The Kimberley Fire Department is applying for over $1 million in grant funding under the Community Resiliency Investment Program to support proposed fuels management activities in five different areas of the city.
At a regular Council meeting on Monday, Council approved the application after discussing the details with Fire Chief Rick Prasad and Deputy Chief John Adolphe.
Prasad says continued fuel management activities will increase community resiliency to the threat of wildfire, and that the program is quite “robust and ambitious”.
The five different areas include two different sections of the Kimberley Nature Park, Myrtle Mountain, The Kimberley Nordic Area and Forest Crowne.
“[These] five distinct units along the west flank of the City require treatment,” said Prasad. “These units represent high to extreme fire threat class ratings based on assessments.”
He adds that all of the treatment units lie in the path of most historical wildfires.
“The community is upslope and downwind of these units. Fire behaviour exhibited in recent fires, such as in the Meachen Creek drainage, suggest that fire originating in that area and burning under sub-extreme conditions could threaten the community in a very short time frame,” Prasad explained.

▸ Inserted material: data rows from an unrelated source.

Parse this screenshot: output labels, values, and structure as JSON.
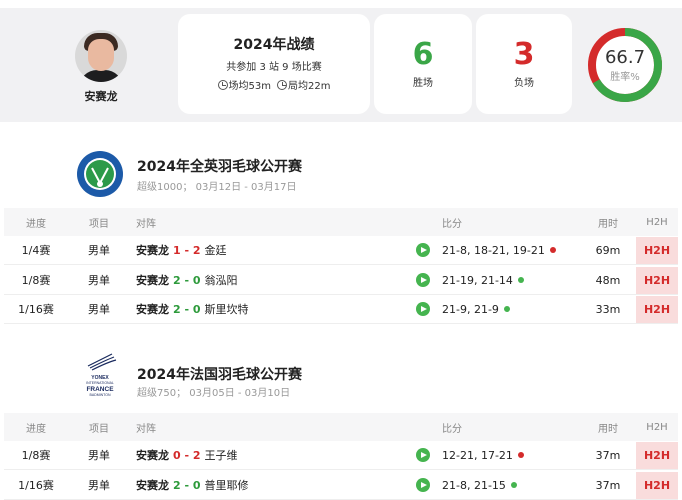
{
  "player": {
    "name": "安赛龙"
  },
  "summary": {
    "title": "2024年战绩",
    "subtitle": "共参加 3 站 9 场比赛",
    "avg_match": "场均53m",
    "avg_game": "局均22m",
    "wins": "6",
    "wins_label": "胜场",
    "losses": "3",
    "losses_label": "负场",
    "win_rate": "66.7",
    "win_rate_label": "胜率%",
    "win_rate_value": 66.7,
    "colors": {
      "win": "#3aa647",
      "loss": "#d42b2b"
    }
  },
  "columns": {
    "round": "进度",
    "event": "项目",
    "match": "对阵",
    "score": "比分",
    "time": "用时",
    "h2h": "H2H"
  },
  "tournaments": [
    {
      "title": "2024年全英羽毛球公开赛",
      "meta": "超级1000；  03月12日 - 03月17日",
      "logo": "all-england-logo",
      "rows": [
        {
          "round": "1/4赛",
          "event": "男单",
          "player": "安赛龙",
          "result": "1 - 2",
          "won": false,
          "opponent": "金廷",
          "score": "21-8, 18-21, 19-21",
          "time": "69m",
          "h2h": "H2H"
        },
        {
          "round": "1/8赛",
          "event": "男单",
          "player": "安赛龙",
          "result": "2 - 0",
          "won": true,
          "opponent": "翁泓阳",
          "score": "21-19, 21-14",
          "time": "48m",
          "h2h": "H2H"
        },
        {
          "round": "1/16赛",
          "event": "男单",
          "player": "安赛龙",
          "result": "2 - 0",
          "won": true,
          "opponent": "斯里坎特",
          "score": "21-9, 21-9",
          "time": "33m",
          "h2h": "H2H"
        }
      ]
    },
    {
      "title": "2024年法国羽毛球公开赛",
      "meta": "超级750；  03月05日 - 03月10日",
      "logo": "yonex-french-open-logo",
      "logo_text": {
        "brand": "YONEX",
        "line": "INTERNATIONAL",
        "country": "FRANCE",
        "sport": "BADMINTON"
      },
      "rows": [
        {
          "round": "1/8赛",
          "event": "男单",
          "player": "安赛龙",
          "result": "0 - 2",
          "won": false,
          "opponent": "王子维",
          "score": "12-21, 17-21",
          "time": "37m",
          "h2h": "H2H"
        },
        {
          "round": "1/16赛",
          "event": "男单",
          "player": "安赛龙",
          "result": "2 - 0",
          "won": true,
          "opponent": "普里耶修",
          "score": "21-8, 21-15",
          "time": "37m",
          "h2h": "H2H"
        }
      ]
    }
  ]
}
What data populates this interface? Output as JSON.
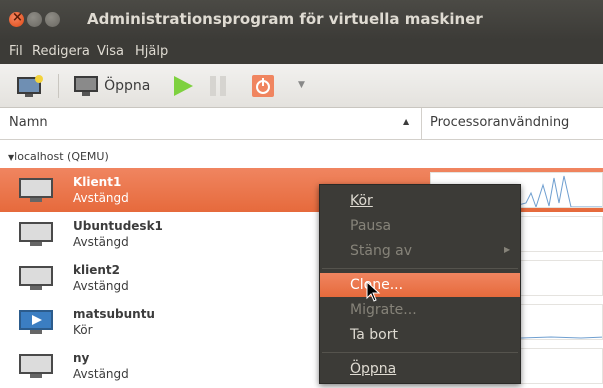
{
  "window": {
    "title": "Administrationsprogram för virtuella maskiner"
  },
  "menubar": [
    "Fil",
    "Redigera",
    "Visa",
    "Hjälp"
  ],
  "toolbar": {
    "open_label": "Öppna"
  },
  "columns": {
    "name": "Namn",
    "cpu": "Processoranvändning"
  },
  "group": "localhost (QEMU)",
  "vms": [
    {
      "name": "Klient1",
      "state": "Avstängd",
      "icon": "monitor-icon"
    },
    {
      "name": "Ubuntudesk1",
      "state": "Avstängd",
      "icon": "monitor-icon"
    },
    {
      "name": "klient2",
      "state": "Avstängd",
      "icon": "monitor-icon"
    },
    {
      "name": "matsubuntu",
      "state": "Kör",
      "icon": "running-icon"
    },
    {
      "name": "ny",
      "state": "Avstängd",
      "icon": "monitor-icon"
    }
  ],
  "context_menu": {
    "run": "Kör",
    "pause": "Pausa",
    "shutdown": "Stäng av",
    "clone": "Clone...",
    "migrate": "Migrate...",
    "delete": "Ta bort",
    "open": "Öppna"
  },
  "colors": {
    "accent": "#e66a3c",
    "menu_bg": "#3c3b37",
    "menu_text": "#dfdbd2"
  }
}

The goal is to treat these areas within a three year time period at a cost of $1,823,695, which, if approved, would be covered entirely by the program. The deadline to apply is Dec. 7, 2018.

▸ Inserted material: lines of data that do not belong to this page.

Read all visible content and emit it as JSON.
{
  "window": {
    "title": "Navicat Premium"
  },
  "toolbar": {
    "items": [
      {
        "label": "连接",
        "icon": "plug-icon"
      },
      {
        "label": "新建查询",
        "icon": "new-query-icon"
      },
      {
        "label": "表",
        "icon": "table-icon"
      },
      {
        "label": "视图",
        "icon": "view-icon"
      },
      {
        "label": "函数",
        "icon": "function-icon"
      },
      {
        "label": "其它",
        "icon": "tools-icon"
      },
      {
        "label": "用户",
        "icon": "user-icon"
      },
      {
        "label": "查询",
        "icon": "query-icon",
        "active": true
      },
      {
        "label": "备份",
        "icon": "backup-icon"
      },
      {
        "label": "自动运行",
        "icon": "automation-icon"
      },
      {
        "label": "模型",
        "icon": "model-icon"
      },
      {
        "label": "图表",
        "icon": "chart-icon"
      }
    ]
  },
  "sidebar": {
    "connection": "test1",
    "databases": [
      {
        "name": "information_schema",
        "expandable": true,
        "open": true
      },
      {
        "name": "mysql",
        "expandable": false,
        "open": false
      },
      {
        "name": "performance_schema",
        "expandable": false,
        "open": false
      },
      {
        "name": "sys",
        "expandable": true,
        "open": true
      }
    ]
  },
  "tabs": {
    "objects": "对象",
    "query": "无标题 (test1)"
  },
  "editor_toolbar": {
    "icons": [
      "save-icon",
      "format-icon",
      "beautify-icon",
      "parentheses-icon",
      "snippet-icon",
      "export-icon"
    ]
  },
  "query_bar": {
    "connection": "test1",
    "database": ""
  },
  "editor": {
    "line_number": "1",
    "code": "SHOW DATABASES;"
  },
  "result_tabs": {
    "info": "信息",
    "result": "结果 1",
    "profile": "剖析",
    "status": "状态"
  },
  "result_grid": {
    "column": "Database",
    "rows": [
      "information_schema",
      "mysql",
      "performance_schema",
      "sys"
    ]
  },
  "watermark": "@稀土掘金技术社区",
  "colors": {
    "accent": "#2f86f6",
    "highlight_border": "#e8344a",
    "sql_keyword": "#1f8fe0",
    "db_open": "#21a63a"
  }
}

The main focus will be controlled burning, which Prasad says is the most effective way to mitigate risks. He adds that there will be thinning and other tasks conducted as well.
In terms of what this means for fire interface, Prasad says it’s a “large amount”.
“It’s probably 30 per cent of what I wish we could have done tomorrow, but this is a good chunk,” he said.
Councillor Kent Goodwin explained that local groups and stakeholders will be involved in the process if the program is approved.
“The previous program required you to put together detailed prescriptions in order to apply,” Goodwin explained. “The nature of this program is not to have all that detail upfront. Should the project go ahead, it will be discussed. There will be consultation and more details of how the work will be done, with input from the different groups involved in managing the land.”
Councillor Darryl Oakley brought up the Lois Creek area as well.
“This is a whopper of a project with a significant impact on the Nature Park,” Oakley said. “It makes me think of the Lois Creek Trails, where the City owns a piece of land, then it goes to Teck and then it’s Crowne Land. That area is a pretty significant risk, but there are a lot of different groups involved. It’s definitely of concern, there’s lots of fuel out there.”
Prasad says the department is currently trying to figure out how to work Lois Creek into their plans and create priorities around the area.
“We’d like to test the water on this. The grant application is for three years, so if they give it to us, we can come back next year and look at other areas at that time. For now we need to get something substantial on the books,” Prasad said, adding that they are simultaneously working on the Fire Smart program.
“We’ll talk with groups like the Nature Park Society; put out a call and ask the community to come to us with their ideas,” he said. “We’re putting together everyone’s ideas into a consolidated plan.”